_What to produce_: Your task is to show every line in the listing below that includes "Dateien".

_Records for the exercise_:
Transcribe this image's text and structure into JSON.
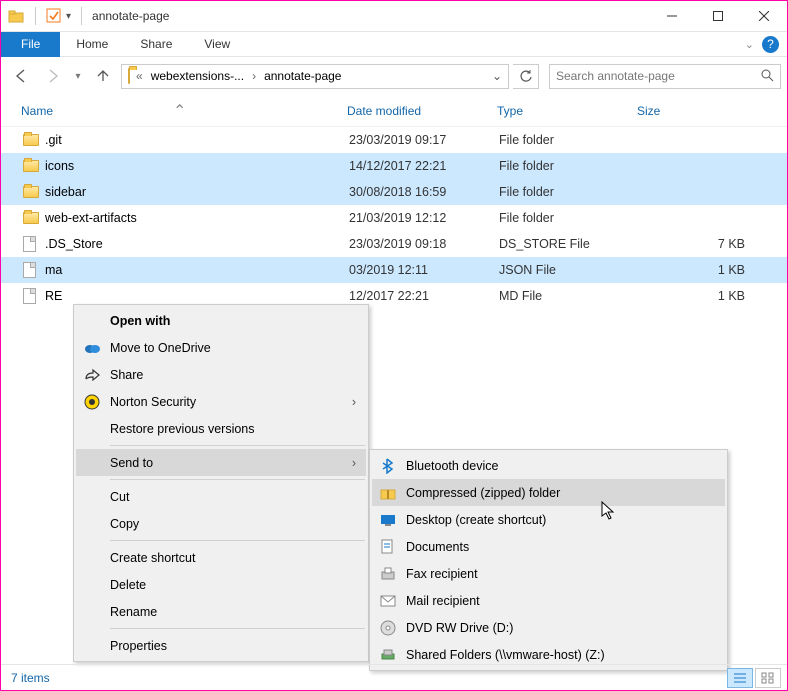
{
  "titlebar": {
    "title": "annotate-page"
  },
  "ribbon": {
    "file": "File",
    "tabs": [
      "Home",
      "Share",
      "View"
    ]
  },
  "breadcrumb": {
    "prefix": "«",
    "part1": "webextensions-...",
    "part2": "annotate-page"
  },
  "search": {
    "placeholder": "Search annotate-page"
  },
  "columns": {
    "name": "Name",
    "date": "Date modified",
    "type": "Type",
    "size": "Size"
  },
  "files": [
    {
      "name": ".git",
      "date": "23/03/2019 09:17",
      "type": "File folder",
      "size": "",
      "icon": "folder",
      "sel": false
    },
    {
      "name": "icons",
      "date": "14/12/2017 22:21",
      "type": "File folder",
      "size": "",
      "icon": "folder",
      "sel": true
    },
    {
      "name": "sidebar",
      "date": "30/08/2018 16:59",
      "type": "File folder",
      "size": "",
      "icon": "folder",
      "sel": true
    },
    {
      "name": "web-ext-artifacts",
      "date": "21/03/2019 12:12",
      "type": "File folder",
      "size": "",
      "icon": "folder",
      "sel": false
    },
    {
      "name": ".DS_Store",
      "date": "23/03/2019 09:18",
      "type": "DS_STORE File",
      "size": "7 KB",
      "icon": "file",
      "sel": false
    },
    {
      "name": "ma",
      "date": "03/2019 12:11",
      "type": "JSON File",
      "size": "1 KB",
      "icon": "file",
      "sel": true
    },
    {
      "name": "RE",
      "date": "12/2017 22:21",
      "type": "MD File",
      "size": "1 KB",
      "icon": "file",
      "sel": false
    }
  ],
  "ctx": {
    "open_with": "Open with",
    "onedrive": "Move to OneDrive",
    "share": "Share",
    "norton": "Norton Security",
    "restore": "Restore previous versions",
    "sendto": "Send to",
    "cut": "Cut",
    "copy": "Copy",
    "shortcut": "Create shortcut",
    "delete": "Delete",
    "rename": "Rename",
    "properties": "Properties"
  },
  "sendto": {
    "bluetooth": "Bluetooth device",
    "zip": "Compressed (zipped) folder",
    "desktop": "Desktop (create shortcut)",
    "documents": "Documents",
    "fax": "Fax recipient",
    "mail": "Mail recipient",
    "dvd": "DVD RW Drive (D:)",
    "shared": "Shared Folders (\\\\vmware-host) (Z:)"
  },
  "status": {
    "count": "7 items"
  }
}
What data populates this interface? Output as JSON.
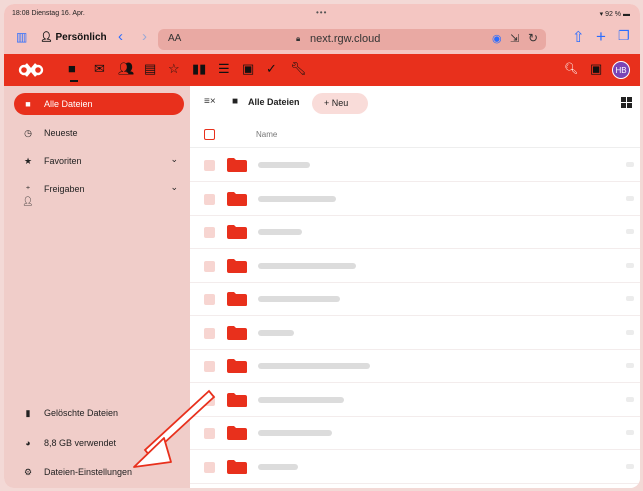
{
  "status_bar": {
    "time": "18:08  Dienstag 16. Apr.",
    "battery": "92 %"
  },
  "safari": {
    "profile_label": "Persönlich",
    "text_size_label": "AA",
    "url": "next.rgw.cloud"
  },
  "header": {
    "avatar_initials": "HB"
  },
  "sidebar": {
    "items": [
      {
        "label": "Alle Dateien"
      },
      {
        "label": "Neueste"
      },
      {
        "label": "Favoriten"
      },
      {
        "label": "Freigaben"
      }
    ],
    "footer": {
      "deleted_label": "Gelöschte Dateien",
      "usage_label": "8,8 GB verwendet",
      "settings_label": "Dateien-Einstellungen"
    }
  },
  "main": {
    "breadcrumb": "Alle Dateien",
    "new_button": "+  Neu",
    "column_name": "Name",
    "row_count": 10
  },
  "colors": {
    "accent": "#e8301c",
    "sidebar_bg": "#f0cdc9",
    "annotation_arrow": "#e8301c"
  }
}
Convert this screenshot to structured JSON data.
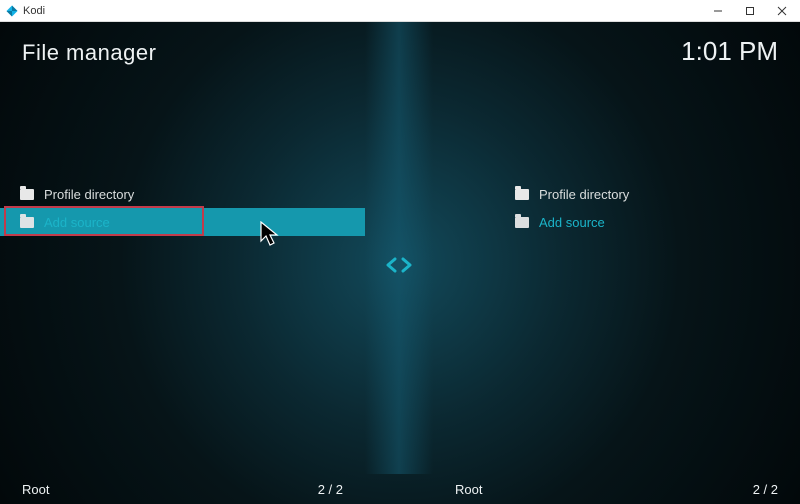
{
  "window": {
    "title": "Kodi"
  },
  "header": {
    "title": "File manager",
    "clock": "1:01 PM"
  },
  "panes": {
    "left": {
      "items": [
        {
          "label": "Profile directory"
        },
        {
          "label": "Add source"
        }
      ]
    },
    "right": {
      "items": [
        {
          "label": "Profile directory"
        },
        {
          "label": "Add source"
        }
      ]
    }
  },
  "footer": {
    "left": {
      "path": "Root",
      "position": "2 / 2"
    },
    "right": {
      "path": "Root",
      "position": "2 / 2"
    }
  }
}
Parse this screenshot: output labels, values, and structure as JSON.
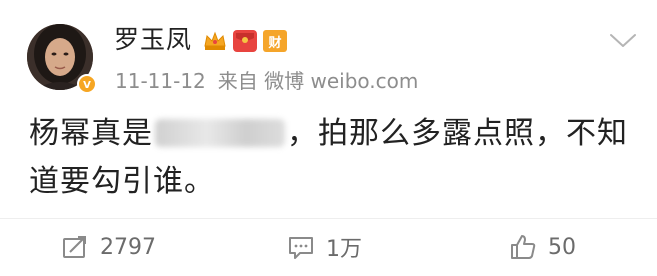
{
  "post": {
    "user": {
      "name": "罗玉凤",
      "badges": [
        "crown-badge",
        "red-packet-badge",
        "wealth-badge"
      ],
      "wealth_badge_text": "财"
    },
    "meta": {
      "date": "11-11-12",
      "source": "来自 微博 weibo.com"
    },
    "content": {
      "line1_before": "杨幂真是",
      "line1_after": "，拍那么多露点照，不知",
      "line2": "道要勾引谁。"
    },
    "actions": {
      "repost_count": "2797",
      "comment_count": "1万",
      "like_count": "50"
    },
    "colors": {
      "text": "#222222",
      "meta": "#8d8d8d",
      "action": "#6b6b6b",
      "verified": "#f6a623",
      "wealth": "#f5a52a",
      "redpacket": "#e8443f"
    }
  }
}
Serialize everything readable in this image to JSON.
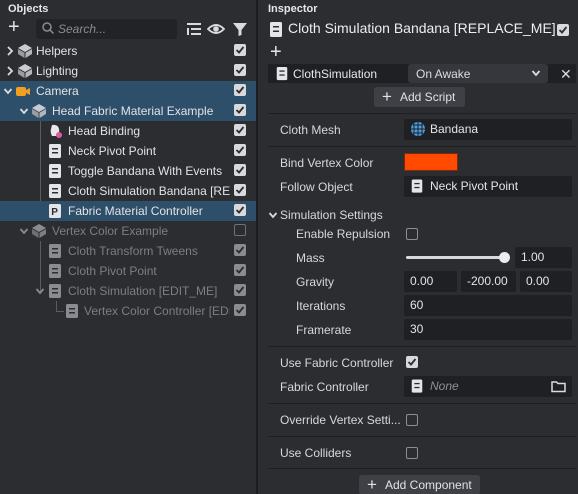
{
  "objects": {
    "title": "Objects",
    "search_placeholder": "Search...",
    "rows": [
      {
        "label": "Helpers"
      },
      {
        "label": "Lighting"
      },
      {
        "label": "Camera"
      },
      {
        "label": "Head Fabric Material Example"
      },
      {
        "label": "Head Binding"
      },
      {
        "label": "Neck Pivot Point"
      },
      {
        "label": "Toggle Bandana With Events"
      },
      {
        "label": "Cloth Simulation Bandana [REPLACE_ME]"
      },
      {
        "label": "Fabric Material Controller"
      },
      {
        "label": "Vertex Color Example"
      },
      {
        "label": "Cloth Transform Tweens"
      },
      {
        "label": "Cloth Pivot Point"
      },
      {
        "label": "Cloth Simulation [EDIT_ME]"
      },
      {
        "label": "Vertex Color Controller [EDIT_ME]"
      }
    ]
  },
  "inspector": {
    "title": "Inspector",
    "object_name": "Cloth Simulation Bandana [REPLACE_ME]",
    "component": {
      "name": "ClothSimulation",
      "trigger": "On Awake"
    },
    "add_script": "Add Script",
    "fields": {
      "cloth_mesh": {
        "label": "Cloth Mesh",
        "value": "Bandana"
      },
      "bind_vertex_color": {
        "label": "Bind Vertex Color",
        "color": "#ff4a00"
      },
      "follow_object": {
        "label": "Follow Object",
        "value": "Neck Pivot Point"
      },
      "simulation_settings": "Simulation Settings",
      "enable_repulsion": {
        "label": "Enable Repulsion",
        "checked": false
      },
      "mass": {
        "label": "Mass",
        "value": "1.00",
        "fraction": 1.0
      },
      "gravity": {
        "label": "Gravity",
        "x": "0.00",
        "y": "-200.00",
        "z": "0.00"
      },
      "iterations": {
        "label": "Iterations",
        "value": "60"
      },
      "framerate": {
        "label": "Framerate",
        "value": "30"
      },
      "use_fabric_controller": {
        "label": "Use Fabric Controller",
        "checked": true
      },
      "fabric_controller": {
        "label": "Fabric Controller",
        "value": "None"
      },
      "override_vertex": {
        "label": "Override Vertex Setti...",
        "checked": false
      },
      "use_colliders": {
        "label": "Use Colliders",
        "checked": false
      }
    },
    "add_component": "Add Component"
  },
  "colors": {
    "selection": "#2d4f6a",
    "accent_orange": "#ff4a00",
    "camera_icon": "#f0a020"
  }
}
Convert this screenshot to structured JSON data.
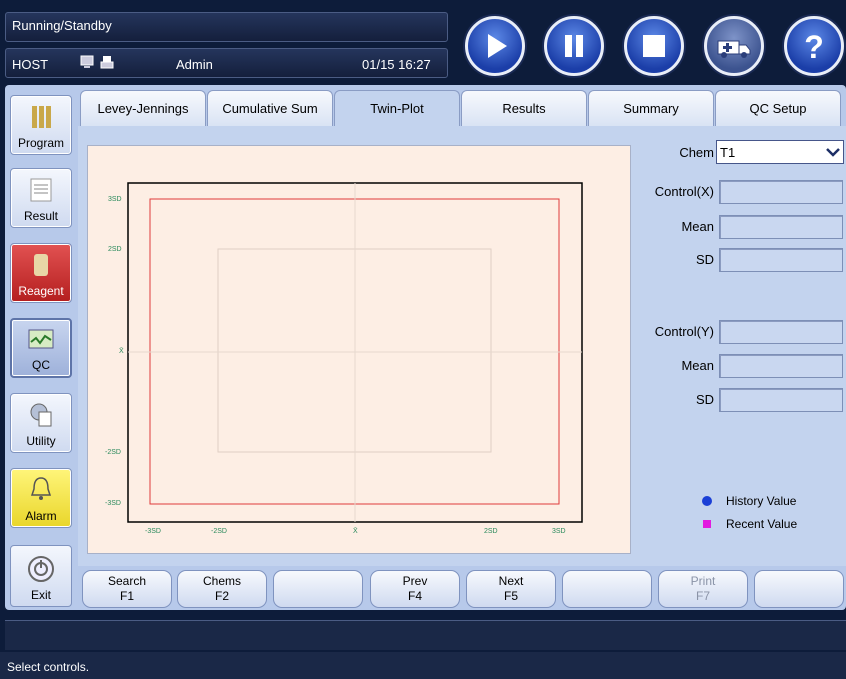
{
  "header": {
    "status_text": "Running/Standby",
    "host_label": "HOST",
    "user": "Admin",
    "datetime": "01/15 16:27"
  },
  "top_buttons": [
    {
      "name": "play-button",
      "icon": "play-icon"
    },
    {
      "name": "pause-button",
      "icon": "pause-icon"
    },
    {
      "name": "stop-button",
      "icon": "stop-icon"
    },
    {
      "name": "ambulance-button",
      "icon": "ambulance-icon"
    },
    {
      "name": "help-button",
      "icon": "help-icon"
    }
  ],
  "nav": {
    "program": "Program",
    "result": "Result",
    "reagent": "Reagent",
    "qc": "QC",
    "utility": "Utility",
    "alarm": "Alarm",
    "exit": "Exit"
  },
  "tabs": [
    "Levey-Jennings",
    "Cumulative Sum",
    "Twin-Plot",
    "Results",
    "Summary",
    "QC Setup"
  ],
  "active_tab": "Twin-Plot",
  "right_panel": {
    "chem_label": "Chem",
    "chem_value": "T1",
    "control_x_label": "Control(X)",
    "mean_x_label": "Mean",
    "sd_x_label": "SD",
    "control_y_label": "Control(Y)",
    "mean_y_label": "Mean",
    "sd_y_label": "SD",
    "control_x_value": "",
    "mean_x_value": "",
    "sd_x_value": "",
    "control_y_value": "",
    "mean_y_value": "",
    "sd_y_value": ""
  },
  "legend": {
    "history_label": "History Value",
    "recent_label": "Recent Value",
    "history_color": "#1a3fd6",
    "recent_color": "#e21adf"
  },
  "plot": {
    "y_labels": [
      "3SD",
      "2SD",
      "X̄",
      "-2SD",
      "-3SD"
    ],
    "x_labels": [
      "-3SD",
      "-2SD",
      "X̄",
      "2SD",
      "3SD"
    ],
    "label_color": "#2a8a5c"
  },
  "fkeys": [
    {
      "label": "Search",
      "key": "F1",
      "enabled": true
    },
    {
      "label": "Chems",
      "key": "F2",
      "enabled": true
    },
    {
      "label": "",
      "key": "",
      "enabled": true
    },
    {
      "label": "Prev",
      "key": "F4",
      "enabled": true
    },
    {
      "label": "Next",
      "key": "F5",
      "enabled": true
    },
    {
      "label": "",
      "key": "",
      "enabled": true
    },
    {
      "label": "Print",
      "key": "F7",
      "enabled": false
    },
    {
      "label": "",
      "key": "",
      "enabled": true
    }
  ],
  "status_message": "Select controls."
}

_Output for this exercise_:
        "label": "Alle Dateien"
      "deleted_label": "Gelöschte Dateien",
      "settings_label": "Dateien-Einstellungen"
    "breadcrumb": "Alle Dateien",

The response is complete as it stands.